▶ _Excerpted data_:
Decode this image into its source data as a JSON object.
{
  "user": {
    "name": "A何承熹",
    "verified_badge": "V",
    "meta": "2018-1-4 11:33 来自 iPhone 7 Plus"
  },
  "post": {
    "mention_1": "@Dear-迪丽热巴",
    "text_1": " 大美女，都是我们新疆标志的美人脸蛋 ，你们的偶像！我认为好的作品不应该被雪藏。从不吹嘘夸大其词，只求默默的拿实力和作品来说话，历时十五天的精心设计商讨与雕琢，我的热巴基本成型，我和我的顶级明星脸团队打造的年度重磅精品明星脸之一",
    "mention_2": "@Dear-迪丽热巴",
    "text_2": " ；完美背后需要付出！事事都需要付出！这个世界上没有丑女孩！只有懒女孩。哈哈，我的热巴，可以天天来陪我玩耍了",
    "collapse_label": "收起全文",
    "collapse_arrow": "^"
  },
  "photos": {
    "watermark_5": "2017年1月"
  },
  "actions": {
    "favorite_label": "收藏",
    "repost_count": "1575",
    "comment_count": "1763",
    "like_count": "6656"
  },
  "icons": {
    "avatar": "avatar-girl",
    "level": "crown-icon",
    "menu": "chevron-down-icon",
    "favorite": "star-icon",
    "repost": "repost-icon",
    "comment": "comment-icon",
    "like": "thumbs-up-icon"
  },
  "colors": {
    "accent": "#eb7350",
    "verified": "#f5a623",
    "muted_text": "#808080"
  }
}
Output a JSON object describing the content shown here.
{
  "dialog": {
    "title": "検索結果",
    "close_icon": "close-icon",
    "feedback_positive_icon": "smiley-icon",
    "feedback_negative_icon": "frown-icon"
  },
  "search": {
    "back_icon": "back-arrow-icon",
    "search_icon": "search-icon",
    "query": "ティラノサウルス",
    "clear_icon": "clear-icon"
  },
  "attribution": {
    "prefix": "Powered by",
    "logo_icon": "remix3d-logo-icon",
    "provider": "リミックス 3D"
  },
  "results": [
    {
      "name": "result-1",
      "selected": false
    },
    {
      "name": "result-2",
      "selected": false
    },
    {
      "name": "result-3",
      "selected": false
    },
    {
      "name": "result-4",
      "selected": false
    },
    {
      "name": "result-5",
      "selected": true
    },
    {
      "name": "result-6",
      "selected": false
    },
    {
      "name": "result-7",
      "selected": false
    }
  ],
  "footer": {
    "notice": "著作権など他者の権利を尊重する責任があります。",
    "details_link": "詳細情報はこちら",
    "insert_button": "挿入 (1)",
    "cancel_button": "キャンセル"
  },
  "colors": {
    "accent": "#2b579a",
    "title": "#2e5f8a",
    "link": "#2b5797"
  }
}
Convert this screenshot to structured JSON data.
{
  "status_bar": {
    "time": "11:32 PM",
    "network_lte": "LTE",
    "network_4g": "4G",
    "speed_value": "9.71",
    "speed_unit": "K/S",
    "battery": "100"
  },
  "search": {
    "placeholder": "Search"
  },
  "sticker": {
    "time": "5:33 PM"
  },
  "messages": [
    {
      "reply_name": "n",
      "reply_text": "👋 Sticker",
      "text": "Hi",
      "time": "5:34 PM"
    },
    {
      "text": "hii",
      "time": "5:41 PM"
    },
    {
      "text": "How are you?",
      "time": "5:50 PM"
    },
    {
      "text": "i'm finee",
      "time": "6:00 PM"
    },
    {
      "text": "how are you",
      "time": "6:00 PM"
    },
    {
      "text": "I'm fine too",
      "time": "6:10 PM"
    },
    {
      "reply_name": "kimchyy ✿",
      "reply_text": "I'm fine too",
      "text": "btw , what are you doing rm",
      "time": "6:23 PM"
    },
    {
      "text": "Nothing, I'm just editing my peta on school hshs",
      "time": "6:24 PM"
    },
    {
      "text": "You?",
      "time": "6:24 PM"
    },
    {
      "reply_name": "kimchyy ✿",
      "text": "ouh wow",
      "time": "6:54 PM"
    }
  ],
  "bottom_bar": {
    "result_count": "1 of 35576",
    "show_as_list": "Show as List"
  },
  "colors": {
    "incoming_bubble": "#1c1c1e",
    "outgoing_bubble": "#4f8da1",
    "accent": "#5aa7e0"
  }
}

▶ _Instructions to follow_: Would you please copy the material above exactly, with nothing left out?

▶ _Written solution_:
Decode this image into its source data as a JSON object.
{
  "user": {
    "name": "A何承熹",
    "verified_badge": "V",
    "meta": "2018-1-4 11:33 来自 iPhone 7 Plus"
  },
  "post": {
    "mention_1": "@Dear-迪丽热巴",
    "text_1": " 大美女，都是我们新疆标志的美人脸蛋 ，你们的偶像！我认为好的作品不应该被雪藏。从不吹嘘夸大其词，只求默默的拿实力和作品来说话，历时十五天的精心设计商讨与雕琢，我的热巴基本成型，我和我的顶级明星脸团队打造的年度重磅精品明星脸之一",
    "mention_2": "@Dear-迪丽热巴",
    "text_2": " ；完美背后需要付出！事事都需要付出！这个世界上没有丑女孩！只有懒女孩。哈哈，我的热巴，可以天天来陪我玩耍了",
    "collapse_label": "收起全文",
    "collapse_arrow": "^"
  },
  "photos": {
    "watermark_5": "2017年1月"
  },
  "actions": {
    "favorite_label": "收藏",
    "repost_count": "1575",
    "comment_count": "1763",
    "like_count": "6656"
  },
  "icons": {
    "avatar": "avatar-girl",
    "level": "crown-icon",
    "menu": "chevron-down-icon",
    "favorite": "star-icon",
    "repost": "repost-icon",
    "comment": "comment-icon",
    "like": "thumbs-up-icon"
  },
  "colors": {
    "accent": "#eb7350",
    "verified": "#f5a623",
    "muted_text": "#808080"
  }
}
Output a JSON object describing the content shown here.
{
  "dialog": {
    "title": "検索結果",
    "close_icon": "close-icon",
    "feedback_positive_icon": "smiley-icon",
    "feedback_negative_icon": "frown-icon"
  },
  "search": {
    "back_icon": "back-arrow-icon",
    "search_icon": "search-icon",
    "query": "ティラノサウルス",
    "clear_icon": "clear-icon"
  },
  "attribution": {
    "prefix": "Powered by",
    "logo_icon": "remix3d-logo-icon",
    "provider": "リミックス 3D"
  },
  "results": [
    {
      "name": "result-1",
      "selected": false
    },
    {
      "name": "result-2",
      "selected": false
    },
    {
      "name": "result-3",
      "selected": false
    },
    {
      "name": "result-4",
      "selected": false
    },
    {
      "name": "result-5",
      "selected": true
    },
    {
      "name": "result-6",
      "selected": false
    },
    {
      "name": "result-7",
      "selected": false
    }
  ],
  "footer": {
    "notice": "著作権など他者の権利を尊重する責任があります。",
    "details_link": "詳細情報はこちら",
    "insert_button": "挿入 (1)",
    "cancel_button": "キャンセル"
  },
  "colors": {
    "accent": "#2b579a",
    "title": "#2e5f8a",
    "link": "#2b5797"
  }
}
Convert this screenshot to structured JSON data.
{
  "status_bar": {
    "time": "11:32 PM",
    "network_lte": "LTE",
    "network_4g": "4G",
    "speed_value": "9.71",
    "speed_unit": "K/S",
    "battery": "100"
  },
  "search": {
    "placeholder": "Search"
  },
  "sticker": {
    "time": "5:33 PM"
  },
  "messages": [
    {
      "reply_name": "n",
      "reply_text": "👋 Sticker",
      "text": "Hi",
      "time": "5:34 PM"
    },
    {
      "text": "hii",
      "time": "5:41 PM"
    },
    {
      "text": "How are you?",
      "time": "5:50 PM"
    },
    {
      "text": "i'm finee",
      "time": "6:00 PM"
    },
    {
      "text": "how are you",
      "time": "6:00 PM"
    },
    {
      "text": "I'm fine too",
      "time": "6:10 PM"
    },
    {
      "reply_name": "kimchyy ✿",
      "reply_text": "I'm fine too",
      "text": "btw , what are you doing rm",
      "time": "6:23 PM"
    },
    {
      "text": "Nothing, I'm just editing my peta on school hshs",
      "time": "6:24 PM"
    },
    {
      "text": "You?",
      "time": "6:24 PM"
    },
    {
      "reply_name": "kimchyy ✿",
      "text": "ouh wow",
      "time": "6:54 PM"
    }
  ],
  "bottom_bar": {
    "result_count": "1 of 35576",
    "show_as_list": "Show as List"
  },
  "colors": {
    "incoming_bubble": "#1c1c1e",
    "outgoing_bubble": "#4f8da1",
    "accent": "#5aa7e0"
  }
}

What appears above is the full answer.